Bert M. Weckhuysen, Debye Institute for Nanomaterials Science, Utrecht University, Netherlands

Thursday, July 24, 2014 - 11:00pm


Lignocellulose is becoming an increasingly important alternative feedstock for biofuels production. Lignocellulosic biorefinery operations must produce base and fine chemicals as well as transportation fuels and materials in order to be competitive, making use of all the major components of lignocellulose, including lignin. Indeed, this complex aromatic polymer holds great potential for the sustainable production of renewable aromatics and phenolics. The catalytic conversion of lignin is highly challenging.
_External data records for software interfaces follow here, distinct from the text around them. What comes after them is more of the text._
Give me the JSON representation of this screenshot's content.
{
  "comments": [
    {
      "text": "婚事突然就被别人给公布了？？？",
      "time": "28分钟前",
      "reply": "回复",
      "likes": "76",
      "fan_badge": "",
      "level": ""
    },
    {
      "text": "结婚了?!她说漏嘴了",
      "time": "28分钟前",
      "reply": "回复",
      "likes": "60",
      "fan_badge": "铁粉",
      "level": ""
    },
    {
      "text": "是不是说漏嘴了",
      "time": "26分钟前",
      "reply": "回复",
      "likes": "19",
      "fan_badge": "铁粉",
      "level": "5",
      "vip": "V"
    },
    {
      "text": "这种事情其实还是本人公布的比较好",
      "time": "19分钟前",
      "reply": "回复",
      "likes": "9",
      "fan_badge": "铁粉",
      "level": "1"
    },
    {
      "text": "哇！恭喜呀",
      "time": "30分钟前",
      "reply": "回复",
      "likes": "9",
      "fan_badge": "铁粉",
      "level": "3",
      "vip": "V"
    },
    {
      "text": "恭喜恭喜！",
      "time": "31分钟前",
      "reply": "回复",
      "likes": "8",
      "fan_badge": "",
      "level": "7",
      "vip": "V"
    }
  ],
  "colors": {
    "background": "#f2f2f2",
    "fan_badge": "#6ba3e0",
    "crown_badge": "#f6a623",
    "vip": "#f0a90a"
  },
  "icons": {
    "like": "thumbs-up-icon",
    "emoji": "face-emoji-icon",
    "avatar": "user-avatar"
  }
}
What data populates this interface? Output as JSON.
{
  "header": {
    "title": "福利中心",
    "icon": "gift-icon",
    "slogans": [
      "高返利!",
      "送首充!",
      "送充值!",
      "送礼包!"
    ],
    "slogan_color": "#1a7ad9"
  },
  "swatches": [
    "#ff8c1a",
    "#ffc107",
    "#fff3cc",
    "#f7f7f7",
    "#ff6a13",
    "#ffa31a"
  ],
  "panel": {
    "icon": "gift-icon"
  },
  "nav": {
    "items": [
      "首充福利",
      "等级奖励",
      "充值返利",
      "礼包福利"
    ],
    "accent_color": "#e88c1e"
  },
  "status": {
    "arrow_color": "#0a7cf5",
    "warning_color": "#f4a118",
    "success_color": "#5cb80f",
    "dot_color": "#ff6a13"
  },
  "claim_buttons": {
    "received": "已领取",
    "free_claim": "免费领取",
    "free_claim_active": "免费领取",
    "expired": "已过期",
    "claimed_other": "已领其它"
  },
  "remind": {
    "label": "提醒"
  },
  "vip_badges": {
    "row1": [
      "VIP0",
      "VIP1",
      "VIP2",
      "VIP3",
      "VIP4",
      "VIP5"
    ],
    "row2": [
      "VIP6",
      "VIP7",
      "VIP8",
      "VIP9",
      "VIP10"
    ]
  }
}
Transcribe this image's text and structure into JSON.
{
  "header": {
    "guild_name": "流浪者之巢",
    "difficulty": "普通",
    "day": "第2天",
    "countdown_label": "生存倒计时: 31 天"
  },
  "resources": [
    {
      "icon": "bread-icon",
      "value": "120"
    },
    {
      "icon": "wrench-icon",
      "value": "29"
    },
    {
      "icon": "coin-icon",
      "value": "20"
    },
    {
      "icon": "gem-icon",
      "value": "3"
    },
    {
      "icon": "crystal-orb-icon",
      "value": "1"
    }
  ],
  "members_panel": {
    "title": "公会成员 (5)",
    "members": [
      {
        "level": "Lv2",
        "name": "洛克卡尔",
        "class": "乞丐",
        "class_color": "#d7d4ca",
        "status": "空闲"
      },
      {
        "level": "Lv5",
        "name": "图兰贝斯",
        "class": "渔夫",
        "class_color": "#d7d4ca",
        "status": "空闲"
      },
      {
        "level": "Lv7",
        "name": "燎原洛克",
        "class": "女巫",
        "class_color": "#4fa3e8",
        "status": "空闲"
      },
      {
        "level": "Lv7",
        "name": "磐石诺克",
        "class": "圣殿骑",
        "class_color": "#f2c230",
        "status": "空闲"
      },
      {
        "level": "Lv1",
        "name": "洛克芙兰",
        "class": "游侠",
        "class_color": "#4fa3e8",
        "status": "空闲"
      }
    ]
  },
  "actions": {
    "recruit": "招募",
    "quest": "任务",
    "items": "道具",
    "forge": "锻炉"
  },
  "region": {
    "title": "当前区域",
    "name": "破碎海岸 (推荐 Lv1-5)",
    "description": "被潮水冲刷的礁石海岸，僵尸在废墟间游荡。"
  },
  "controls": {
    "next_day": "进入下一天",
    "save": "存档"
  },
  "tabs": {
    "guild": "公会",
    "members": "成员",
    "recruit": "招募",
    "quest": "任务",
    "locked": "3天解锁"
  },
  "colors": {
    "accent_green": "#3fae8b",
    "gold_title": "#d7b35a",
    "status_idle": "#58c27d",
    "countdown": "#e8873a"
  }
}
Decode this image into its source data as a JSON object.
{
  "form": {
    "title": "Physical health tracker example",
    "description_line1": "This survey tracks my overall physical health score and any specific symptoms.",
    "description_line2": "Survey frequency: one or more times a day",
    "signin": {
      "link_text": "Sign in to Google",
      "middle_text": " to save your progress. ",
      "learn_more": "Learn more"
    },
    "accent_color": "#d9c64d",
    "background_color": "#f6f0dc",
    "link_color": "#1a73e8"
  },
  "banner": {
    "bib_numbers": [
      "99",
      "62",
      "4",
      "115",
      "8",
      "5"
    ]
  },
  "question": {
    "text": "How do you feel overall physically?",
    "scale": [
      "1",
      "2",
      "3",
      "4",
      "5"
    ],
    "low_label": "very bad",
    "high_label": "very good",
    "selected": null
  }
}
This is mainly due to the recalcitrance and highly heterogeneous nature of lignin. It is important to note in this respect that the molecular structure and chemical composition of lignin depends both on the plant species as well as on the biomass pretreatment process. A generic method for catalytic lignin valorization for the production of value-added aromatics or phenolics needs to address the issues of lignin solubility as well as of the subsequent depolymerisation, deoxygenation and functionalization of the lignin soup. In this lecture, we will discuss our progress in transforming different types of lignin, such as Kraft and Organosolv lignin, into mixtures of phenolics. This mixture can then be used for the manufacturing of e.g. renewable detergents via a telomerization process with 1,3-butadiene, produced via the catalytic condensation of bio-ethanol. Other important aspects, which will be discussed in this lecture, include catalyst stability under liquid phase conditions, the use of a specially constructed reactor for on-line spectroscopic measurements at high temperatures and pressures as well as the use of quantitative 2-D NMR to evaluate the details of lignin degradation.